Hocul Advertising challenged the denial of their permit application to construct a digital billboard. This action was instituted in state court and removed to the United States District Court, Western District of Michigan. The District Court granted summary judgment in favor of the Township.
First, Hocul claimed that the digital billboard regulations violated their First Amendment rights. Specifically, Hocul attacks two provisions: that the billboard be adjacent to the M-6 highway and that digital billboards may not be located within 4,000 feet of another. Hocul alleges these provisions are unreasonable time, place and manner restrictions, and do not reasonably serve a substantial governmental purpose.

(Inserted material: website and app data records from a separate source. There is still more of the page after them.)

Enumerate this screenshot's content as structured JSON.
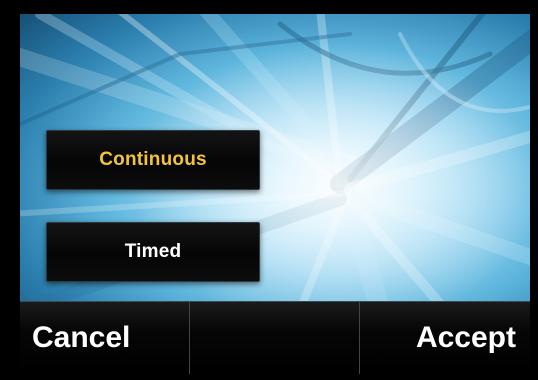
{
  "options": {
    "continuous_label": "Continuous",
    "timed_label": "Timed"
  },
  "softkeys": {
    "left_label": "Cancel",
    "middle_label": "",
    "right_label": "Accept"
  },
  "colors": {
    "selected_text": "#f3c43a",
    "unselected_text": "#ffffff",
    "softkey_bar": "#060606"
  }
}
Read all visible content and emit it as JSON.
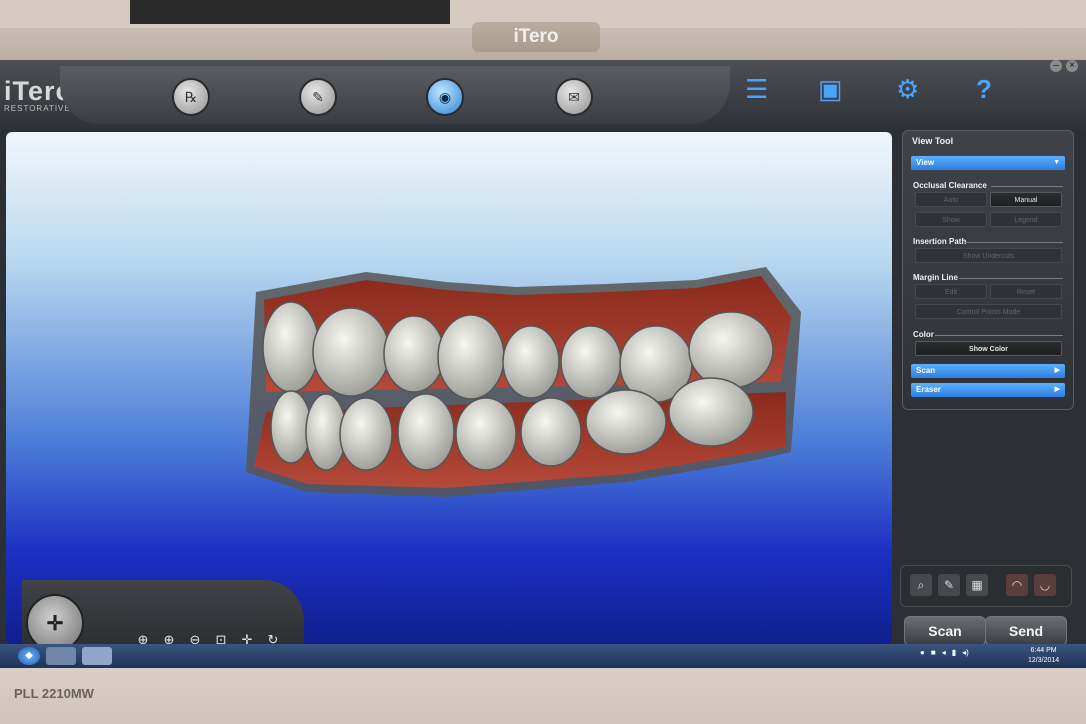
{
  "monitor": {
    "brand": "iTero",
    "model": "PLL 2210MW"
  },
  "app": {
    "logo": "iTero",
    "logo_sub": "RESTORATIVE"
  },
  "toolbar": {
    "nav_buttons": [
      {
        "icon": "rx-icon"
      },
      {
        "icon": "scan-wand-icon"
      },
      {
        "icon": "eye-icon"
      },
      {
        "icon": "send-mail-icon"
      }
    ],
    "tools": [
      {
        "icon": "document-list-icon",
        "glyph": "☰"
      },
      {
        "icon": "save-icon",
        "glyph": "▣"
      },
      {
        "icon": "gear-icon",
        "glyph": "⚙"
      },
      {
        "icon": "help-icon",
        "glyph": "?"
      }
    ]
  },
  "view_tool": {
    "title": "View Tool",
    "dropdown": "View",
    "occlusal_clearance": {
      "label": "Occlusal Clearance",
      "auto": "Auto",
      "manual": "Manual",
      "show": "Show",
      "legend": "Legend"
    },
    "insertion_path": {
      "label": "Insertion Path",
      "show_undercuts": "Show Undercuts"
    },
    "margin_line": {
      "label": "Margin Line",
      "edit": "Edit",
      "reset": "Reset",
      "control_points": "Control Points Mode"
    },
    "color": {
      "label": "Color",
      "show_color": "Show Color"
    },
    "scan": "Scan",
    "eraser": "Eraser"
  },
  "actions": {
    "scan": "Scan",
    "send": "Send"
  },
  "taskbar": {
    "time": "6:44 PM",
    "date": "12/3/2014"
  }
}
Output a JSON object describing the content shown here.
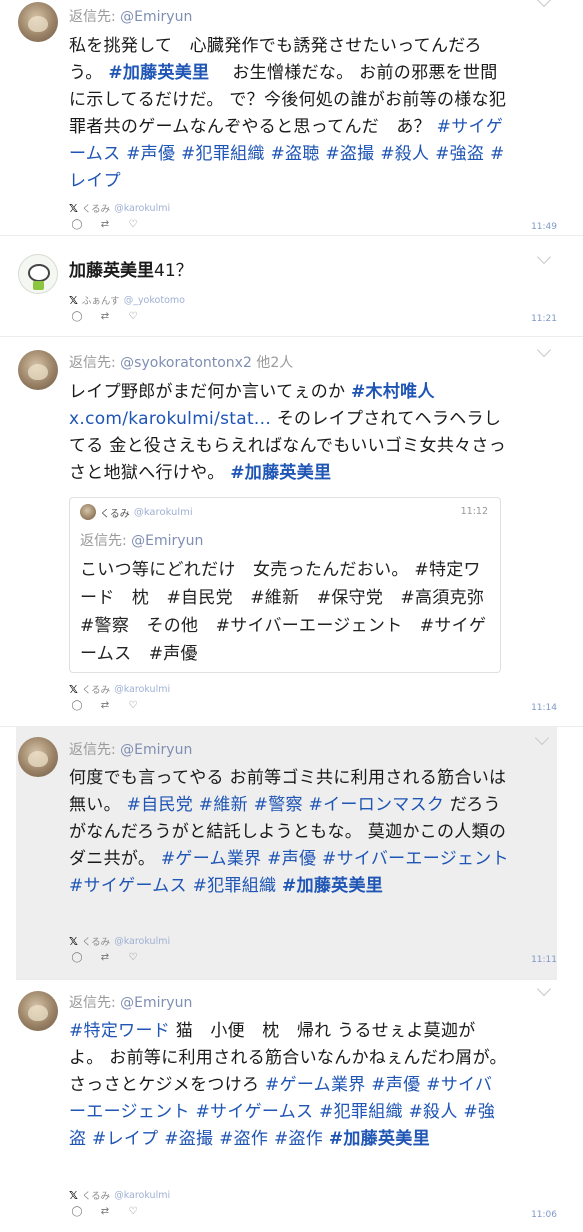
{
  "reply_prefix": "返信先:",
  "tweets": [
    {
      "reply_to": "@Emiryun",
      "body_pre": "私を挑発して　心臓発作でも誘発させたいってんだろう。",
      "tag1": "#加藤英美里",
      "body_mid": "　お生憎様だな。 お前の邪悪を世間に示してるだけだ。 で？今後何処の誰がお前等の様な犯罪者共のゲームなんぞやると思ってんだ　あ？",
      "tags_tail": [
        "#サイゲームス",
        "#声優",
        "#犯罪組織",
        "#盗聴",
        "#盗撮",
        "#殺人",
        "#強盗",
        "#レイプ"
      ],
      "source_name": "くるみ",
      "source_handle": "@karokulmi",
      "time": "11:49"
    },
    {
      "title_bold": "加藤英美里",
      "title_rest": "41？",
      "source_name": "ふぁんす",
      "source_handle": "@_yokotomo",
      "time": "11:21"
    },
    {
      "reply_to": "@syokoratontonx2",
      "reply_others": "他2人",
      "body_pre": "レイプ野郎がまだ何か言いてぇのか",
      "tag1": "#木村唯人",
      "link": "x.com/karokulmi/stat...",
      "body_mid": "そのレイプされてヘラヘラしてる 金と役さえもらえればなんでもいいゴミ女共々さっさと地獄へ行けや。",
      "tag_end": "#加藤英美里",
      "quote": {
        "name": "くるみ",
        "handle": "@karokulmi",
        "time": "11:12",
        "reply_to": "@Emiryun",
        "body": "こいつ等にどれだけ　女売ったんだおい。 #特定ワード　枕　#自民党　#維新　#保守党　#高須克弥　#警察　その他　#サイバーエージェント　#サイゲームス　#声優"
      },
      "source_name": "くるみ",
      "source_handle": "@karokulmi",
      "time": "11:14"
    },
    {
      "reply_to": "@Emiryun",
      "body_pre": "何度でも言ってやる お前等ゴミ共に利用される筋合いは無い。",
      "tags_a": [
        "#自民党",
        "#維新",
        "#警察",
        "#イーロンマスク"
      ],
      "body_mid": "だろうがなんだろうがと結託しようともな。 莫迦かこの人類のダニ共が。",
      "tags_b": [
        "#ゲーム業界",
        "#声優",
        "#サイバーエージェント",
        "#サイゲームス",
        "#犯罪組織"
      ],
      "tag_end": "#加藤英美里",
      "source_name": "くるみ",
      "source_handle": "@karokulmi",
      "time": "11:11"
    },
    {
      "reply_to": "@Emiryun",
      "tag_start": "#特定ワード",
      "body_pre": "猫　小便　枕　帰れ うるせぇよ莫迦がよ。 お前等に利用される筋合いなんかねぇんだわ屑が。 さっさとケジメをつけろ",
      "tags_a": [
        "#ゲーム業界",
        "#声優",
        "#サイバーエージェント",
        "#サイゲームス",
        "#犯罪組織",
        "#殺人",
        "#強盗",
        "#レイプ",
        "#盗撮",
        "#盗作",
        "#盗作"
      ],
      "tag_end": "#加藤英美里",
      "source_name": "くるみ",
      "source_handle": "@karokulmi",
      "time": "11:06"
    }
  ],
  "icons": {
    "x": "x-logo-icon",
    "reply": "reply-icon",
    "retweet": "retweet-icon",
    "like": "heart-icon",
    "menu": "chevron-down-icon"
  },
  "colors": {
    "hashtag": "#1f55b5",
    "time": "#7f98c9",
    "highlight_bg": "#eeeeee"
  }
}
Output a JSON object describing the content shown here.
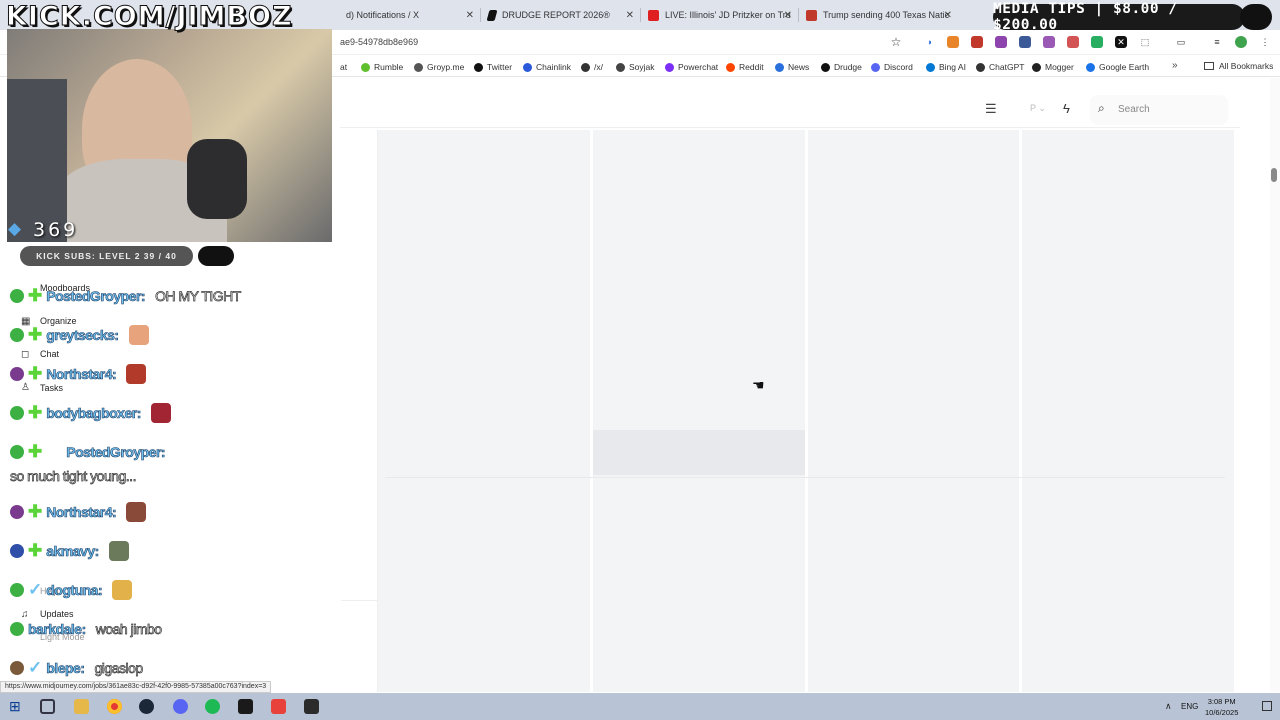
{
  "browser": {
    "tabs": [
      {
        "label": "d) Notifications / X",
        "color": "#111111"
      },
      {
        "label": "DRUDGE REPORT 2026®",
        "color": "#111111"
      },
      {
        "label": "LIVE: Illinois' JD Pritzker on Tru",
        "color": "#e02020"
      },
      {
        "label": "Trump sending 400 Texas Natic",
        "color": "#c0392b"
      }
    ],
    "url": "ae9-54978db8e969",
    "bookmarks": [
      {
        "label": "at",
        "color": "#9b59b6"
      },
      {
        "label": "Rumble",
        "color": "#5fbf2c"
      },
      {
        "label": "Groyp.me",
        "color": "#555555"
      },
      {
        "label": "Twitter",
        "color": "#111111"
      },
      {
        "label": "Chainlink",
        "color": "#2a5ada"
      },
      {
        "label": "/x/",
        "color": "#333333"
      },
      {
        "label": "Soyjak",
        "color": "#444444"
      },
      {
        "label": "Powerchat",
        "color": "#7b2ff7"
      },
      {
        "label": "Reddit",
        "color": "#ff4500"
      },
      {
        "label": "News",
        "color": "#2a6fdb"
      },
      {
        "label": "Drudge",
        "color": "#111111"
      },
      {
        "label": "Discord",
        "color": "#5865f2"
      },
      {
        "label": "Bing AI",
        "color": "#0078d4"
      },
      {
        "label": "ChatGPT",
        "color": "#333333"
      },
      {
        "label": "Mogger",
        "color": "#222222"
      },
      {
        "label": "Google Earth",
        "color": "#1a73e8"
      }
    ],
    "all_bookmarks": "All Bookmarks",
    "status_url": "https://www.midjourney.com/jobs/361ae83c-d92f-42f0-9985-57385a00c763?index=3"
  },
  "page": {
    "search_placeholder": "Search",
    "sidebar": [
      {
        "label": "Moodboards",
        "icon": "moodboard-icon"
      },
      {
        "label": "Organize",
        "icon": "grid-icon"
      },
      {
        "label": "Chat",
        "icon": "chat-icon"
      },
      {
        "label": "Tasks",
        "icon": "thumbs-up-icon"
      },
      {
        "label": "Help",
        "icon": "help-icon"
      },
      {
        "label": "Updates",
        "icon": "bell-icon"
      },
      {
        "label": "Light Mode",
        "icon": "sun-icon"
      }
    ]
  },
  "overlay": {
    "title": "KICK.COM/JIMBOZ",
    "viewers": "369",
    "kick_subs": "KICK SUBS: LEVEL 2 39 / 40",
    "media_tips": "MEDIA TIPS | $8.00 / $200.00",
    "chat": [
      {
        "user": "PostedGroyper:",
        "message": "OH MY TIGHT",
        "badge": "#3cb043"
      },
      {
        "user": "greytsecks:",
        "message": "",
        "badge": "#3cb043"
      },
      {
        "user": "Northstar4:",
        "message": "",
        "badge": "#7a3b8f"
      },
      {
        "user": "bodybagboxer:",
        "message": "",
        "badge": "#3cb043"
      },
      {
        "user": "PostedGroyper:",
        "message": "so much tight young...",
        "badge": "#3cb043"
      },
      {
        "user": "Northstar4:",
        "message": "",
        "badge": "#7a3b8f"
      },
      {
        "user": "akmavy:",
        "message": "",
        "badge": "#2f4fa8"
      },
      {
        "user": "dogtuna:",
        "message": "",
        "badge": "#3cb043"
      },
      {
        "user": "barkdale:",
        "message": "woah jimbo",
        "badge": "#3cb043"
      },
      {
        "user": "blepe:",
        "message": "gigaslop",
        "badge": "#7a5a3a"
      }
    ]
  },
  "taskbar": {
    "lang": "ENG",
    "time": "3:08 PM",
    "date": "10/6/2025"
  }
}
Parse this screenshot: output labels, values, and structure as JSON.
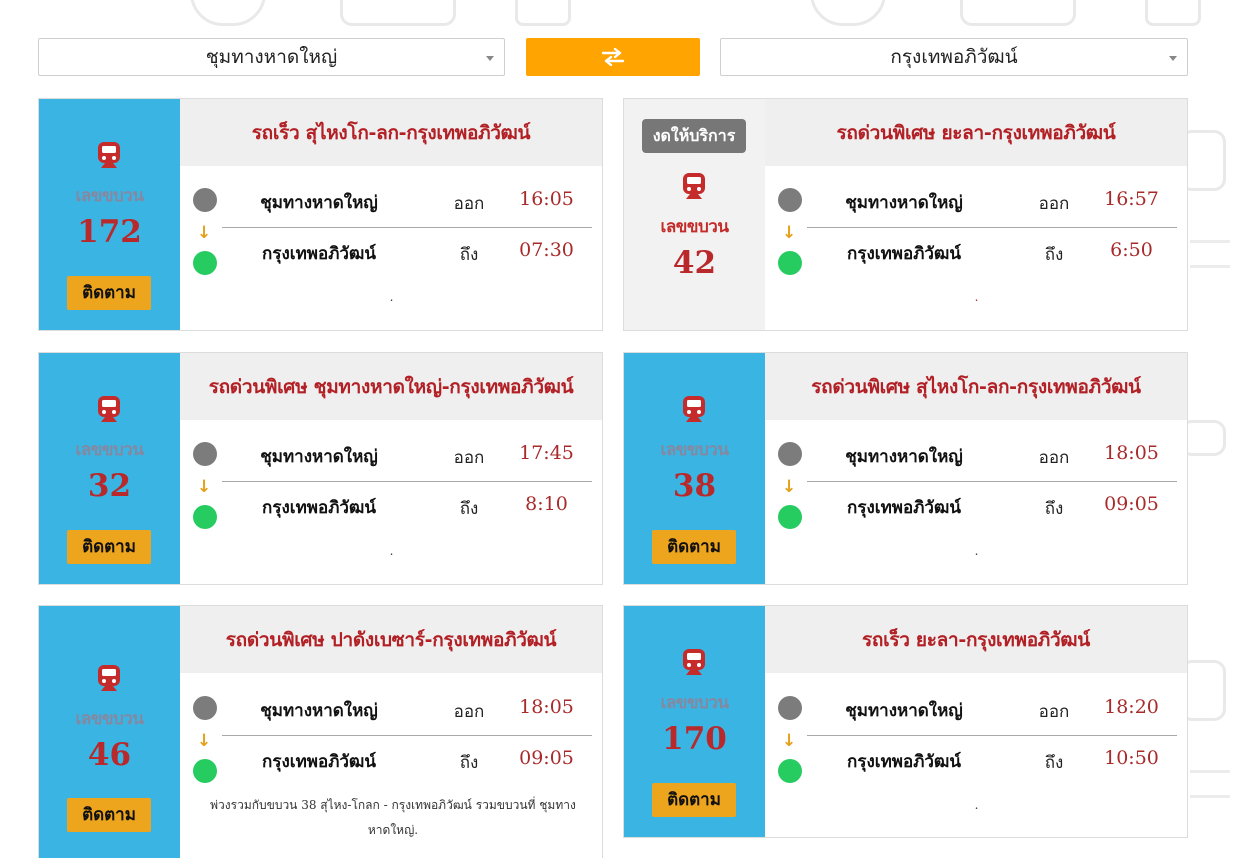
{
  "search": {
    "from_station": "ชุมทางหาดใหญ่",
    "to_station": "กรุงเทพอภิวัฒน์",
    "swap_icon": "swap-arrows-icon"
  },
  "labels": {
    "train_number": "เลขขบวน",
    "follow_button": "ติดตาม",
    "depart": "ออก",
    "arrive": "ถึง"
  },
  "colors": {
    "side_panel": "#3ab4e2",
    "accent_button": "#ffa400",
    "follow_button": "#eda51e",
    "title_red": "#b22025",
    "time_red": "#a82a2a",
    "origin_dot": "#7c7c7c",
    "destination_dot": "#27cc61",
    "suspended_badge": "#777777"
  },
  "trains": [
    {
      "title": "รถเร็ว สุไหงโก-ลก-กรุงเทพอภิวัฒน์",
      "number": "172",
      "origin": "ชุมทางหาดใหญ่",
      "depart_time": "16:05",
      "destination": "กรุงเทพอภิวัฒน์",
      "arrive_time": "07:30",
      "note": "."
    },
    {
      "title": "รถด่วนพิเศษ ยะลา-กรุงเทพอภิวัฒน์",
      "number": "42",
      "status": "งดให้บริการ",
      "origin": "ชุมทางหาดใหญ่",
      "depart_time": "16:57",
      "destination": "กรุงเทพอภิวัฒน์",
      "arrive_time": "6:50",
      "note": "."
    },
    {
      "title": "รถด่วนพิเศษ ชุมทางหาดใหญ่-กรุงเทพอภิวัฒน์",
      "number": "32",
      "origin": "ชุมทางหาดใหญ่",
      "depart_time": "17:45",
      "destination": "กรุงเทพอภิวัฒน์",
      "arrive_time": "8:10",
      "note": "."
    },
    {
      "title": "รถด่วนพิเศษ สุไหงโก-ลก-กรุงเทพอภิวัฒน์",
      "number": "38",
      "origin": "ชุมทางหาดใหญ่",
      "depart_time": "18:05",
      "destination": "กรุงเทพอภิวัฒน์",
      "arrive_time": "09:05",
      "note": "."
    },
    {
      "title": "รถด่วนพิเศษ ปาดังเบซาร์-กรุงเทพอภิวัฒน์",
      "number": "46",
      "origin": "ชุมทางหาดใหญ่",
      "depart_time": "18:05",
      "destination": "กรุงเทพอภิวัฒน์",
      "arrive_time": "09:05",
      "note": "พ่วงรวมกับขบวน 38 สุไหง-โกลก - กรุงเทพอภิวัฒน์ รวมขบวนที่ ชุมทางหาดใหญ่."
    },
    {
      "title": "รถเร็ว ยะลา-กรุงเทพอภิวัฒน์",
      "number": "170",
      "origin": "ชุมทางหาดใหญ่",
      "depart_time": "18:20",
      "destination": "กรุงเทพอภิวัฒน์",
      "arrive_time": "10:50",
      "note": "."
    }
  ]
}
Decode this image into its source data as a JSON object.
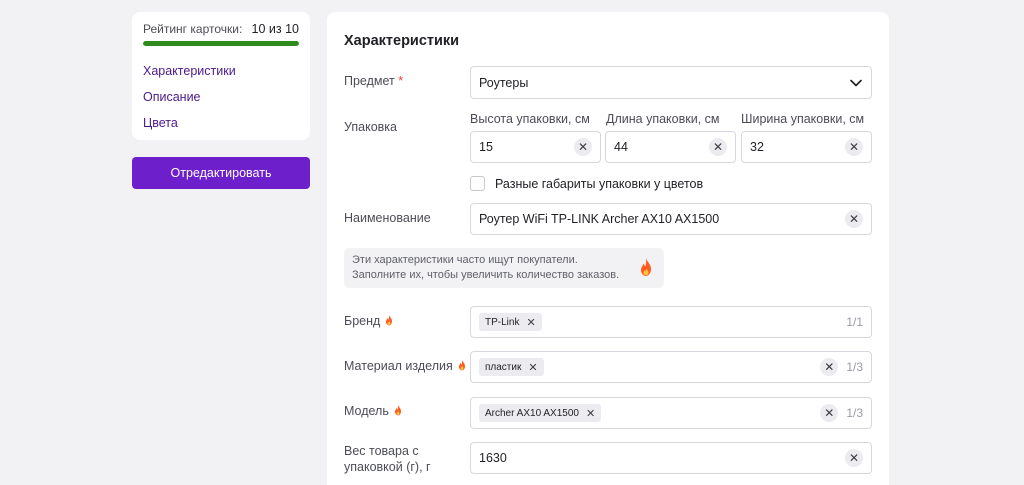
{
  "sidebar": {
    "rating_label": "Рейтинг карточки:",
    "rating_value": "10 из 10",
    "rating_progress": 1.0,
    "links": [
      "Характеристики",
      "Описание",
      "Цвета"
    ],
    "edit_button": "Отредактировать"
  },
  "main": {
    "title": "Характеристики",
    "subject": {
      "label": "Предмет",
      "required_mark": "*",
      "value": "Роутеры"
    },
    "package": {
      "label": "Упаковка",
      "height": {
        "label": "Высота упаковки, см",
        "value": "15"
      },
      "length": {
        "label": "Длина упаковки, см",
        "value": "44"
      },
      "width": {
        "label": "Ширина упаковки, см",
        "value": "32"
      },
      "checkbox_label": "Разные габариты упаковки у цветов"
    },
    "name": {
      "label": "Наименование",
      "value": "Роутер WiFi TP-LINK Archer AX10 AX1500"
    },
    "hint": {
      "line1": "Эти характеристики часто ищут покупатели.",
      "line2": "Заполните их, чтобы увеличить количество заказов."
    },
    "brand": {
      "label": "Бренд",
      "tag": "TP-Link",
      "count": "1/1"
    },
    "material": {
      "label": "Материал изделия",
      "tag": "пластик",
      "count": "1/3"
    },
    "model": {
      "label": "Модель",
      "tag": "Archer AX10 AX1500",
      "count": "1/3"
    },
    "weight": {
      "label_line1": "Вес товара с",
      "label_line2": "упаковкой (г), г",
      "value": "1630"
    }
  },
  "colors": {
    "accent": "#6c1fcb",
    "link": "#4a1a8c",
    "progress": "#2f8a1e",
    "required": "#f03b3b",
    "fire": "#ff5a1f"
  },
  "icons": [
    "chevron-down-icon",
    "clear-icon",
    "fire-icon",
    "remove-tag-icon"
  ]
}
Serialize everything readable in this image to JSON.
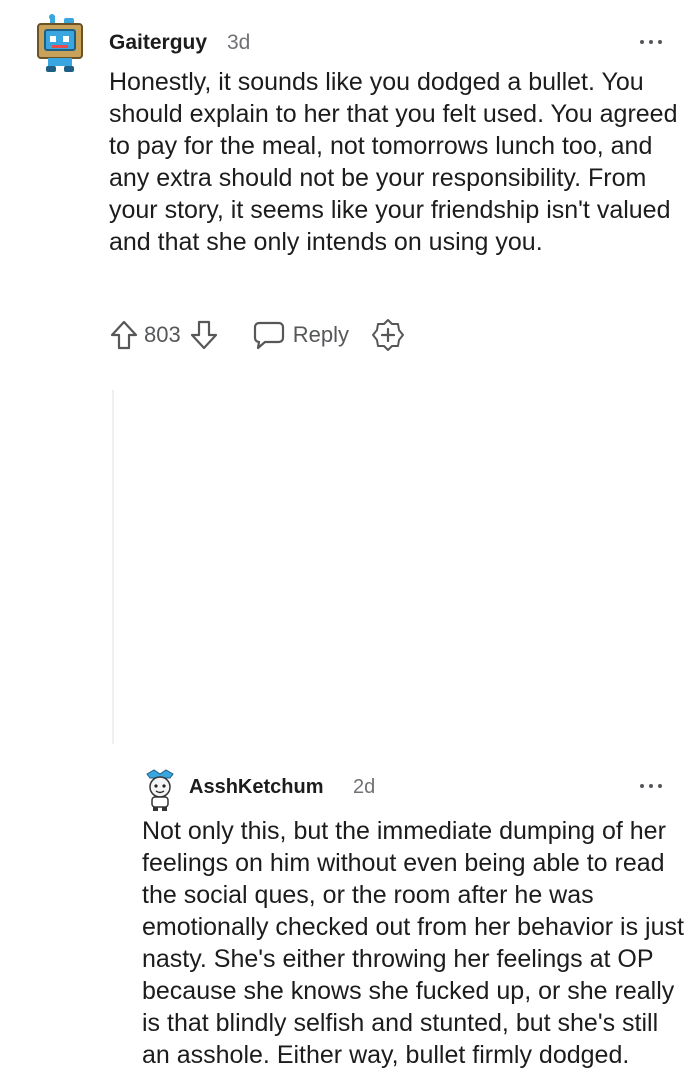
{
  "comments": [
    {
      "username": "Gaiterguy",
      "time": "3d",
      "avatar_icon": "robot-avatar-icon",
      "body": "Honestly, it sounds like you dodged a bullet. You should explain to her that you felt used. You agreed to pay for the meal, not tomorrows lunch too, and any extra should not be your responsibility. From your story, it seems like your friendship isn't valued and that she only intends on using you.",
      "votes": "803",
      "reply_label": "Reply"
    },
    {
      "username": "AsshKetchum",
      "time": "2d",
      "avatar_icon": "character-avatar-icon",
      "body": "Not only this, but the immediate dumping of her feelings on him without even being able to read the social ques, or the room after he was emotionally checked out from her behavior is just nasty. She's either throwing her feelings at OP because she knows she fucked up, or she really is that blindly selfish and stunted, but she's still an asshole. Either way, bullet firmly dodged."
    }
  ],
  "colors": {
    "text": "#1c1c1c",
    "muted": "#6f7175",
    "icon": "#555759",
    "avatar_blue": "#3aa6e0",
    "avatar_tan": "#c8a25a"
  }
}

The Court stated that time, place and manner restrictions will be upheld where they are content neutral, leave open alternative avenues for communication, and are narrowly tailored to serve a significant governmental interest. The court first determined that the regulation’s justifications, safety and aesthetics, illustrate that the regulations are content neutral and serve a significant interest. The court also determined that this interest has not been undercut by a previous ordinance that permitted billboards to be located further from the M-6 highway, or the fact that Department of Transportation property abutting the M-6 is treated as part of the M-6 right of way. The court also found that it was not unreasonable for the Township’s regulations to treat digital and static billboards differently. The regulation was also found to be narrowly tailored, regardless of the fact that Michigan law provides a smaller buffer between billboards. This was because the regulations do not need to be the least restrictive possible, but rather cannot be too broad. Finally, the court found that the regulations left open alternative channels of communication. Thus, the District Court determined that the digital billboard regulations did not violate the First Amendment of the Federal Constitution.
Next, the court addressed Hocul’s claim that their Equal Protection rights had been violated because the regulations created two classes of property – adjacent to or not adjacent to the M-6 – and treated them differently. The District Court determined that this claim was moot. During the pendency of this action, the Township amended its zoning regulations to clarify the digital billboard regulations. Hocul did not have a vested interest in the old regulations, because they did not have a permit and substantially complete construction, nor does Hocul’s application comply with the new regulations. Since Hocul can no longer claim a right to the permit, their claim had become moot. The court also ruled that if the claim was not moot, under the rational basis standard, the claim would have failed on the merits.
Hocul Advertising v. Township of Gaines, 2012 WL 4052289 (W.D. Mich., Sept. 14, 2012).